_EXERCISE_
What you return should be every line of the material, unchanged.
▼
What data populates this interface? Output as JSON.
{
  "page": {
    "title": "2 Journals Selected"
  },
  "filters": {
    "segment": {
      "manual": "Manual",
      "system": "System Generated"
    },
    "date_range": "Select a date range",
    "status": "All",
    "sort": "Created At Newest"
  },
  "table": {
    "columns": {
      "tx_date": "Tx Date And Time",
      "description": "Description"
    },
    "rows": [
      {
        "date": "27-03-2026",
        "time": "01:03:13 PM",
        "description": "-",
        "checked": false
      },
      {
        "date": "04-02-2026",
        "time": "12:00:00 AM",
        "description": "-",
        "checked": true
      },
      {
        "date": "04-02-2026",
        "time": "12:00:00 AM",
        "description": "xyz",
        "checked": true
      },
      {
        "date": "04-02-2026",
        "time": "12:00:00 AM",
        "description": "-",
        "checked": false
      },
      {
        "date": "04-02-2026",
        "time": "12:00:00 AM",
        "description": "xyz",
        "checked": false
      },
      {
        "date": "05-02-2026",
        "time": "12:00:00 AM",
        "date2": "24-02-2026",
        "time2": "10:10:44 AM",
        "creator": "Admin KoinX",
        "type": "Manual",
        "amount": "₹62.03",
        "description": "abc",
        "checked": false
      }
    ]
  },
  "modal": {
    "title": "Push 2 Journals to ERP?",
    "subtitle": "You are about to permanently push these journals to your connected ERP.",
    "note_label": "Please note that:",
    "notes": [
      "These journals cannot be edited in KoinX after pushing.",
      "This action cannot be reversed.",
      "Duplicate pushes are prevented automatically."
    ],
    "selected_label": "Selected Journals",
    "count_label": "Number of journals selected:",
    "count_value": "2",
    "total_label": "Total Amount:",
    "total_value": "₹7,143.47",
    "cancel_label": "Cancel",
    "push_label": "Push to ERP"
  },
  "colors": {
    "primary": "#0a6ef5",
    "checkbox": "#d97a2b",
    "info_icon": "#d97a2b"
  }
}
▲
_SOLVED PROBLEM_
What data populates this interface? Output as JSON.
{
  "page": {
    "title": "2 Journals Selected"
  },
  "filters": {
    "segment": {
      "manual": "Manual",
      "system": "System Generated"
    },
    "date_range": "Select a date range",
    "status": "All",
    "sort": "Created At Newest"
  },
  "table": {
    "columns": {
      "tx_date": "Tx Date And Time",
      "description": "Description"
    },
    "rows": [
      {
        "date": "27-03-2026",
        "time": "01:03:13 PM",
        "description": "-",
        "checked": false
      },
      {
        "date": "04-02-2026",
        "time": "12:00:00 AM",
        "description": "-",
        "checked": true
      },
      {
        "date": "04-02-2026",
        "time": "12:00:00 AM",
        "description": "xyz",
        "checked": true
      },
      {
        "date": "04-02-2026",
        "time": "12:00:00 AM",
        "description": "-",
        "checked": false
      },
      {
        "date": "04-02-2026",
        "time": "12:00:00 AM",
        "description": "xyz",
        "checked": false
      },
      {
        "date": "05-02-2026",
        "time": "12:00:00 AM",
        "date2": "24-02-2026",
        "time2": "10:10:44 AM",
        "creator": "Admin KoinX",
        "type": "Manual",
        "amount": "₹62.03",
        "description": "abc",
        "checked": false
      }
    ]
  },
  "modal": {
    "title": "Push 2 Journals to ERP?",
    "subtitle": "You are about to permanently push these journals to your connected ERP.",
    "note_label": "Please note that:",
    "notes": [
      "These journals cannot be edited in KoinX after pushing.",
      "This action cannot be reversed.",
      "Duplicate pushes are prevented automatically."
    ],
    "selected_label": "Selected Journals",
    "count_label": "Number of journals selected:",
    "count_value": "2",
    "total_label": "Total Amount:",
    "total_value": "₹7,143.47",
    "cancel_label": "Cancel",
    "push_label": "Push to ERP"
  },
  "colors": {
    "primary": "#0a6ef5",
    "checkbox": "#d97a2b",
    "info_icon": "#d97a2b"
  }
}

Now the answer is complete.